Your task: In the entries below, count every line with the word "Page". Return only the count.

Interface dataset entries
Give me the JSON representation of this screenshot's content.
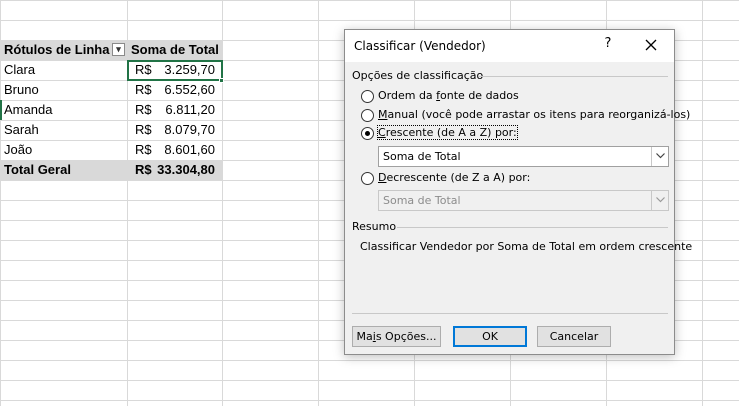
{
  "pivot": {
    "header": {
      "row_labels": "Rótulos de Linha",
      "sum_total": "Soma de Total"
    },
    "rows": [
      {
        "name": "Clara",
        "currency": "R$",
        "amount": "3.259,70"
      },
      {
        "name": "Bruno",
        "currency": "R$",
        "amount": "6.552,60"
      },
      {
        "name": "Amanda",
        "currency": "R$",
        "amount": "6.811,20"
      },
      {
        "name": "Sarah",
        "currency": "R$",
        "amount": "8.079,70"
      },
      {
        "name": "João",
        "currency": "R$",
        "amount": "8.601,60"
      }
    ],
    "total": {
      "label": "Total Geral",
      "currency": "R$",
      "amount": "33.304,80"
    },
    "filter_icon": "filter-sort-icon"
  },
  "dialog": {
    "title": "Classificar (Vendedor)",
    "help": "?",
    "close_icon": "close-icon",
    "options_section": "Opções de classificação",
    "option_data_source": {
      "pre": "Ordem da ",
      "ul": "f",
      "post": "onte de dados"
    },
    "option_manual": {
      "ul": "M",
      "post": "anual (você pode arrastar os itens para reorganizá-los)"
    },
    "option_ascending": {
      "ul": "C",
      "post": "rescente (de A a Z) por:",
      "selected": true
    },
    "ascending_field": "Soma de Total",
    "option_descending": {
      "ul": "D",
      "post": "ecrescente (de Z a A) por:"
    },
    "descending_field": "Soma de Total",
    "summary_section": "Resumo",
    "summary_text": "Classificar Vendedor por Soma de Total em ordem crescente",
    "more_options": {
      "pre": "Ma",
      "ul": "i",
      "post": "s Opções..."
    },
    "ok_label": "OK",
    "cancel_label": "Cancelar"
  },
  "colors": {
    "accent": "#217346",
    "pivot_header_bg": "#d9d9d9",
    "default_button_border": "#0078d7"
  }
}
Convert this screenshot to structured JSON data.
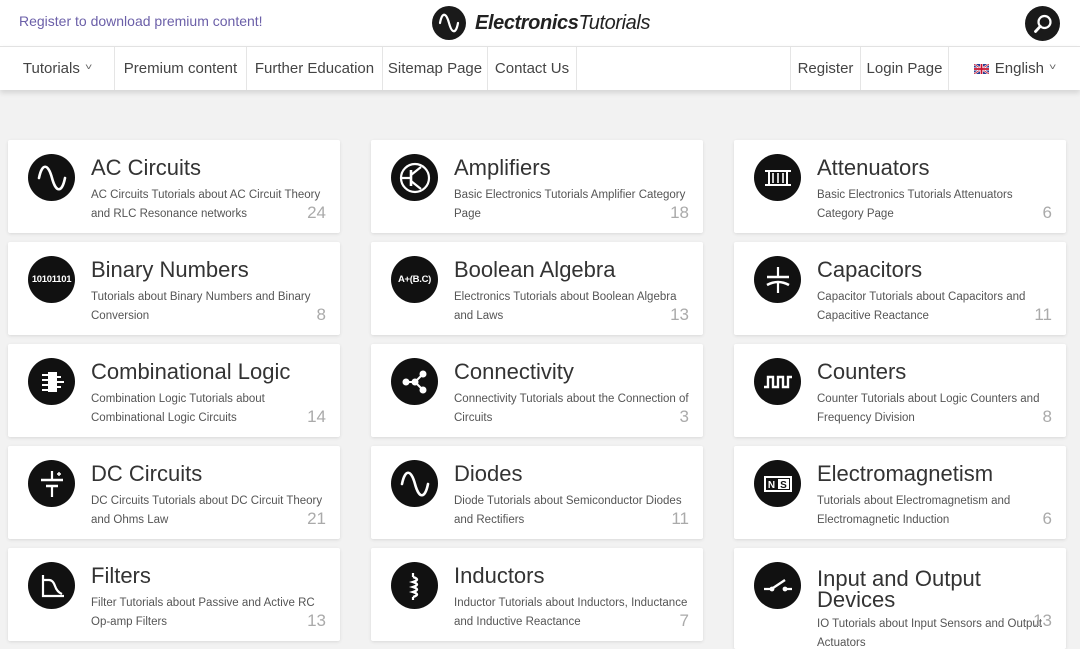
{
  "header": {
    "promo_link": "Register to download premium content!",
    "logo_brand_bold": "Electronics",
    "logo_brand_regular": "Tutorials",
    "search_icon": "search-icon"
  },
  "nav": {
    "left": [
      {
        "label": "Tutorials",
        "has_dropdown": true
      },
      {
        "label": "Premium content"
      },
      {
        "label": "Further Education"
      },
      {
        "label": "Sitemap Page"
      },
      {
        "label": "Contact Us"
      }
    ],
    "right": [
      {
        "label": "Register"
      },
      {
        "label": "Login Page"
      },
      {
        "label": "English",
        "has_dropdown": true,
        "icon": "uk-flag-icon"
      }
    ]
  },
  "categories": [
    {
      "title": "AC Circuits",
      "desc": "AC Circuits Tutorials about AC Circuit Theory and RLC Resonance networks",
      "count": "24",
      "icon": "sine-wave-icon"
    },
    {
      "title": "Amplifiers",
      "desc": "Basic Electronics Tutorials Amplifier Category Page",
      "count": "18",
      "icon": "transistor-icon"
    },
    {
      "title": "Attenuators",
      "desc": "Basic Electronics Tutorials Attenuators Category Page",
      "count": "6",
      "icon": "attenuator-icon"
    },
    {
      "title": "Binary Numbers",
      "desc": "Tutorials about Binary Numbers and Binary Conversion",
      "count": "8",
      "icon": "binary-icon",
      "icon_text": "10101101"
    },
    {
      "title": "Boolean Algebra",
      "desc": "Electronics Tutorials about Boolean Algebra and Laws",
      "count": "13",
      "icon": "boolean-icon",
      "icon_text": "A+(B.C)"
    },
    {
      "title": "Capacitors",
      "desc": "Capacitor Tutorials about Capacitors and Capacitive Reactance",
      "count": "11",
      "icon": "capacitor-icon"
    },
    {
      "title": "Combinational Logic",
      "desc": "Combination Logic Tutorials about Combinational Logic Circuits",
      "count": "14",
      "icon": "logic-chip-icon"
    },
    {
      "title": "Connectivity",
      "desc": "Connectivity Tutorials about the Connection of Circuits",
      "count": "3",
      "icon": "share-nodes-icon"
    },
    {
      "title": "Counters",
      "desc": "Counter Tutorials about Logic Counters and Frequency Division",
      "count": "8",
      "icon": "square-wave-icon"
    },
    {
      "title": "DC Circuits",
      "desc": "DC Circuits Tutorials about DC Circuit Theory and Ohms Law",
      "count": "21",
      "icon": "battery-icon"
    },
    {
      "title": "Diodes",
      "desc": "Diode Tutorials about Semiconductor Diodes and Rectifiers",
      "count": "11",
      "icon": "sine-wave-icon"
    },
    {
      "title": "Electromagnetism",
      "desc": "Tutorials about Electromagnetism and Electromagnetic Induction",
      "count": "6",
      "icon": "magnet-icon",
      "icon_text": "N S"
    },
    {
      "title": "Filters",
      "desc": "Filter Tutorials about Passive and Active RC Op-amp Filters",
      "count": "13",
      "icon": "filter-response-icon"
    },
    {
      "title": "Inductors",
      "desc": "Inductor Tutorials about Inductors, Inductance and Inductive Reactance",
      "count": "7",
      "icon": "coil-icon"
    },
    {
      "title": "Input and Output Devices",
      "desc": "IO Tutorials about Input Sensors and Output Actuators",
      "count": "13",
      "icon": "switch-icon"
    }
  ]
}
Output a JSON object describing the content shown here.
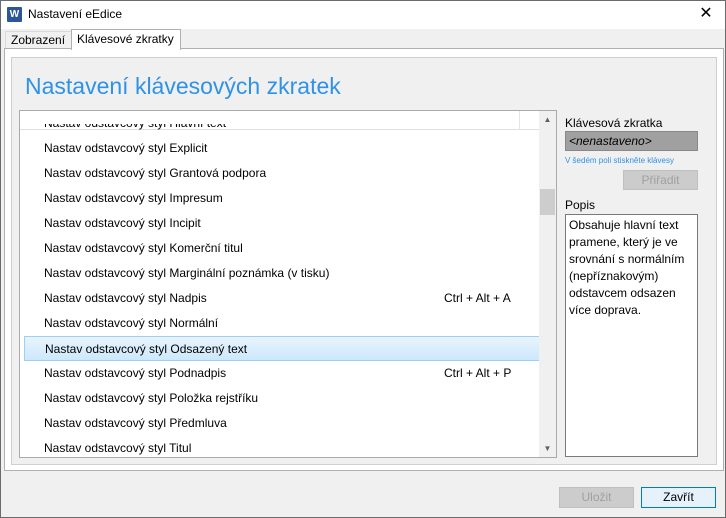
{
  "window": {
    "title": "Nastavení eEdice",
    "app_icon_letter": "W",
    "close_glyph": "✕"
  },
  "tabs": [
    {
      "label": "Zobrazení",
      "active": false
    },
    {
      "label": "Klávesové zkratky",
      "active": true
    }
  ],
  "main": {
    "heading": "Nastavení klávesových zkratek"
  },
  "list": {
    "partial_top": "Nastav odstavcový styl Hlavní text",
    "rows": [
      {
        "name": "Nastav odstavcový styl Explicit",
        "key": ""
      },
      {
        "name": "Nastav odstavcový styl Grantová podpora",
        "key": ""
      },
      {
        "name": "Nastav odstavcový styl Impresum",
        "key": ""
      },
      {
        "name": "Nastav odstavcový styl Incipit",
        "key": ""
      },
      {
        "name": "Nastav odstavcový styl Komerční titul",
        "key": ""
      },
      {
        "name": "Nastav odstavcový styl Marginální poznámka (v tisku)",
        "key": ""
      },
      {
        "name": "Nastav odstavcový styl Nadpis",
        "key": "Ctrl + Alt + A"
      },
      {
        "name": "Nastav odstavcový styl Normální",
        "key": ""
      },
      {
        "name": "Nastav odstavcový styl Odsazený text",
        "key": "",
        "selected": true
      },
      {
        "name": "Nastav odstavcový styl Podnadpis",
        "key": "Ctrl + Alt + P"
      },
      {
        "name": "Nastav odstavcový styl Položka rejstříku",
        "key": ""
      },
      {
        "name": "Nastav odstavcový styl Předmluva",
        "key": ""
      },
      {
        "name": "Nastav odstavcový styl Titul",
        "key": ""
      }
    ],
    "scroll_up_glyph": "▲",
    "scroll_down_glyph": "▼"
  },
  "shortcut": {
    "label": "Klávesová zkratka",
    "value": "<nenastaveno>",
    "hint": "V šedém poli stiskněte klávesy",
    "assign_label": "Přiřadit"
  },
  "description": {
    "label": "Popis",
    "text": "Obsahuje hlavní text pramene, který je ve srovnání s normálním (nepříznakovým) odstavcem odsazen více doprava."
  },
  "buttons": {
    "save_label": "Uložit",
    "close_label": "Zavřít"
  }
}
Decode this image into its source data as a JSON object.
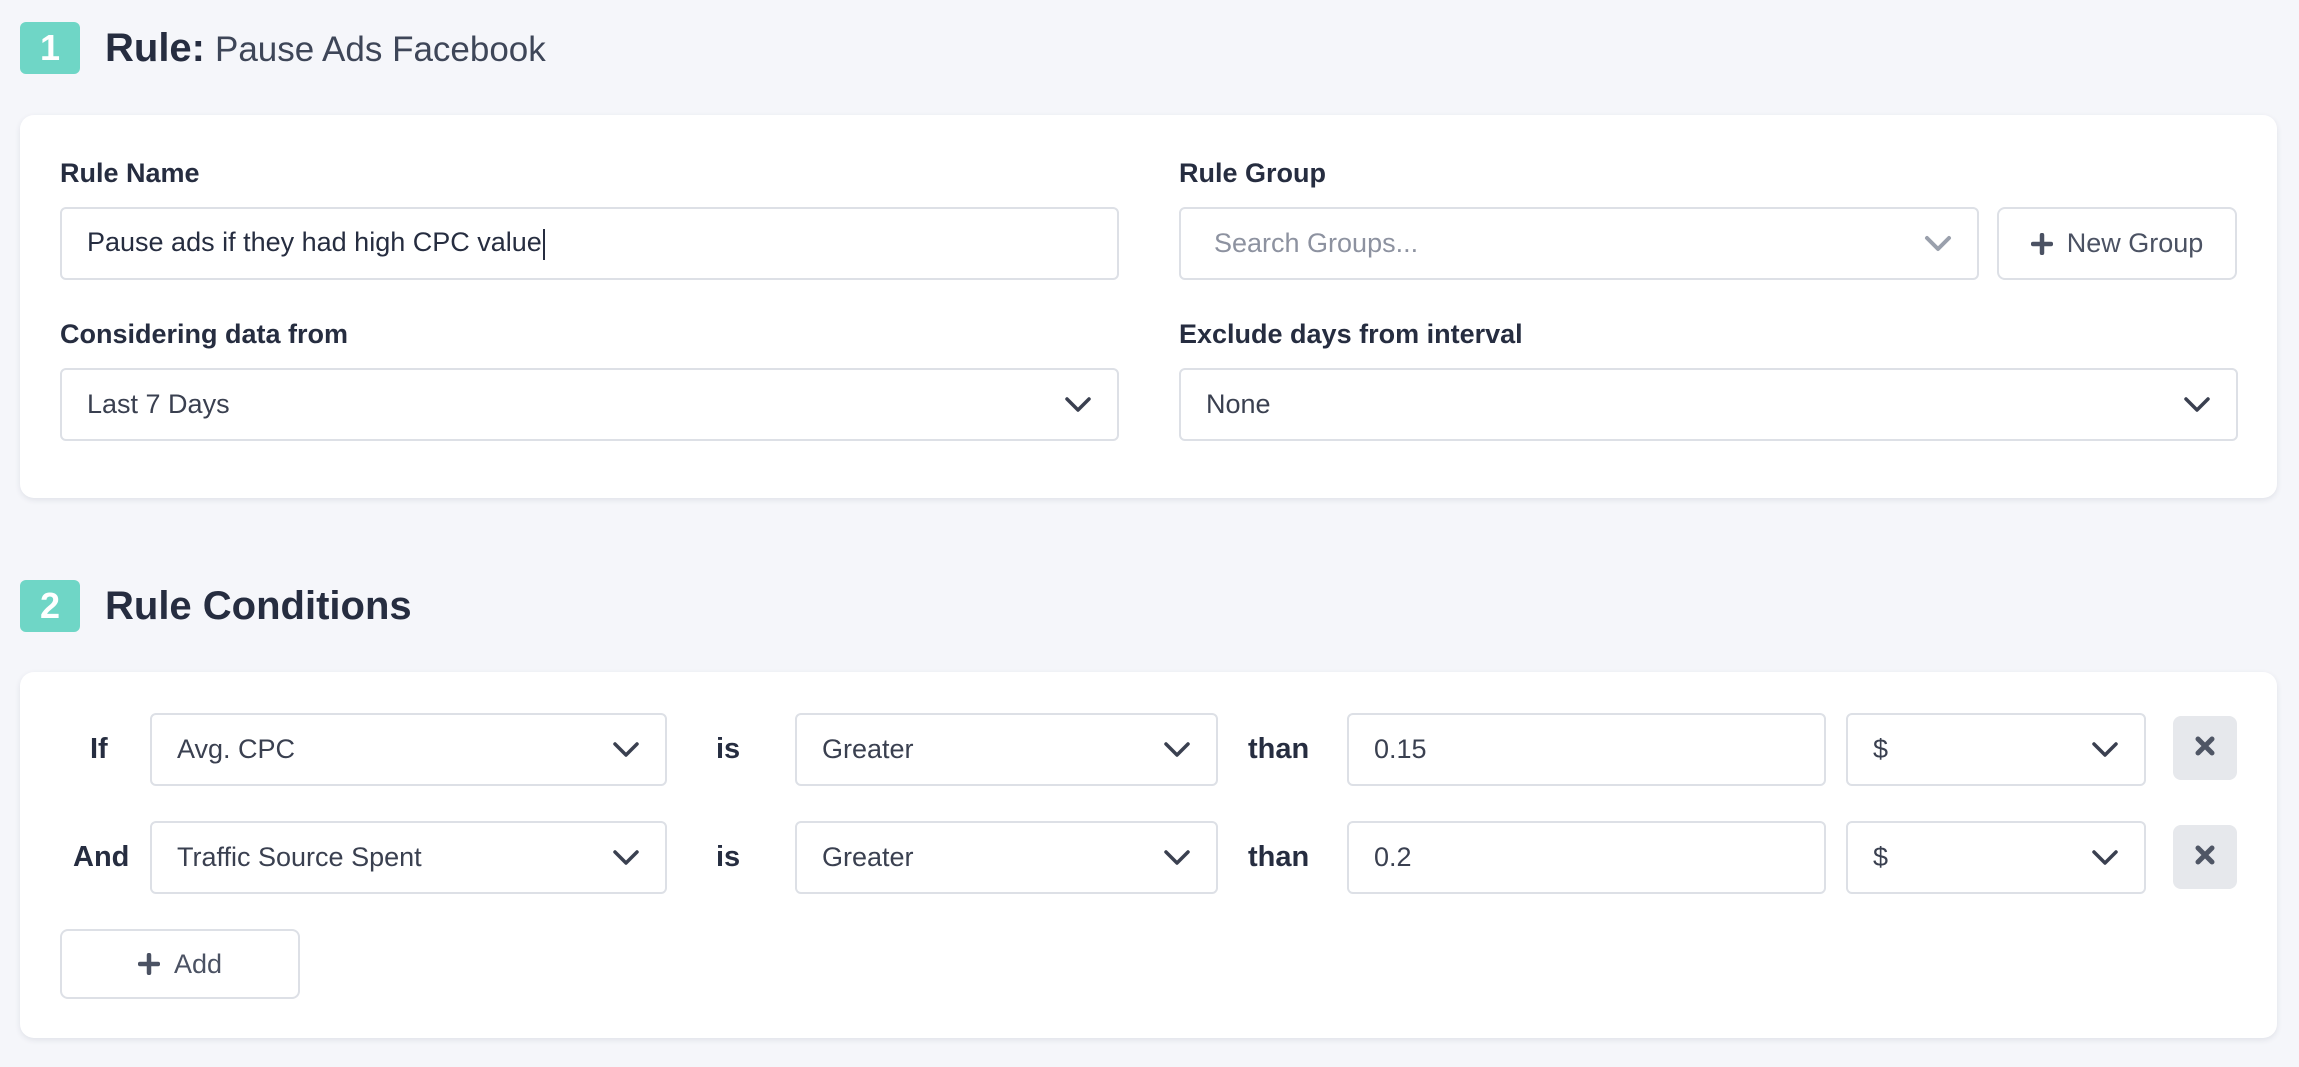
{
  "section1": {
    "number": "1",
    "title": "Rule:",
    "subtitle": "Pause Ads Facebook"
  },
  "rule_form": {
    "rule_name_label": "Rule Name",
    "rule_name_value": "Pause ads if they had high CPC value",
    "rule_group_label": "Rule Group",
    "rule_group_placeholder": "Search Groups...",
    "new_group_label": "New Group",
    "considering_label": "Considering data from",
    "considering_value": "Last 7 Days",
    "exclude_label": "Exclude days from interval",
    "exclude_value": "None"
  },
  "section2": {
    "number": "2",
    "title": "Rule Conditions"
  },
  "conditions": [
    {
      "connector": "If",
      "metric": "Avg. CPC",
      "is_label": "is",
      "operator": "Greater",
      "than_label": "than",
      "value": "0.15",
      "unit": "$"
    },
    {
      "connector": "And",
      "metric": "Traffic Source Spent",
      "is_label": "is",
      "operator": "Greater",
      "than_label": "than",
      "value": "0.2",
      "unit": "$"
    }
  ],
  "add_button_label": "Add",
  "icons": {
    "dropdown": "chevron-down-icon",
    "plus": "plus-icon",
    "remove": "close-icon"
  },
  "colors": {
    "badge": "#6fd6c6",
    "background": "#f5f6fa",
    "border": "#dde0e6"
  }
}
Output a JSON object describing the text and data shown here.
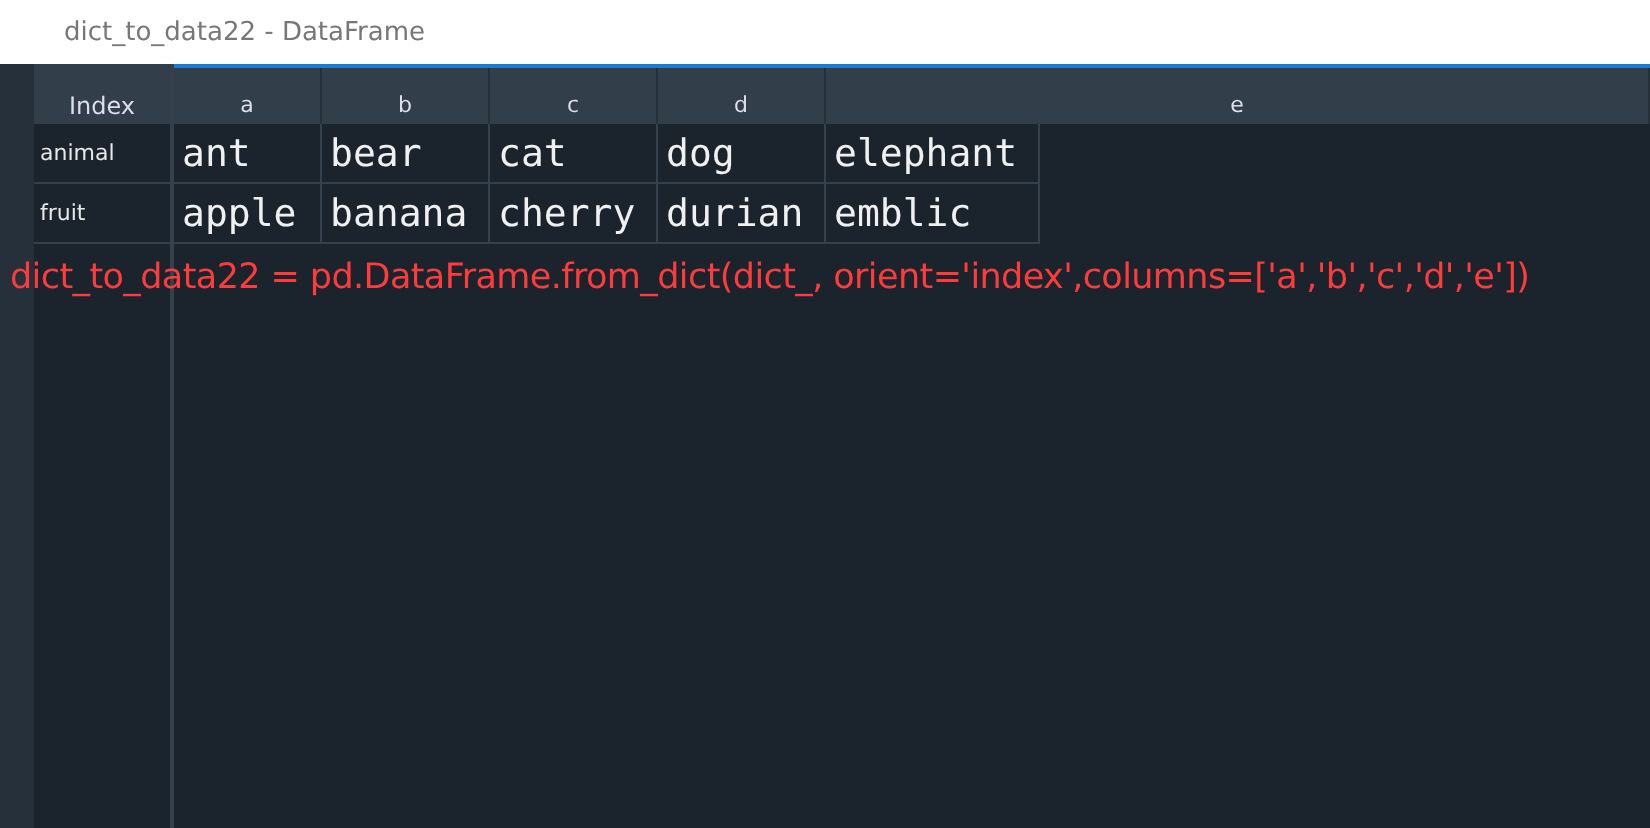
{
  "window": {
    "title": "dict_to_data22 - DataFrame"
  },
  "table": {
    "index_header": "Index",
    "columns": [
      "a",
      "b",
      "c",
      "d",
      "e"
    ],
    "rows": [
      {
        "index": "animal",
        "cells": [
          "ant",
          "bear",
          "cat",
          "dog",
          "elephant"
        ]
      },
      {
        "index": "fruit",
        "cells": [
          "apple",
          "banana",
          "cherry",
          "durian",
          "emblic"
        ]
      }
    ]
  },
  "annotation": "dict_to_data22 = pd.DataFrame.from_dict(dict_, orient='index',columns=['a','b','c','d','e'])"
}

Task response: 4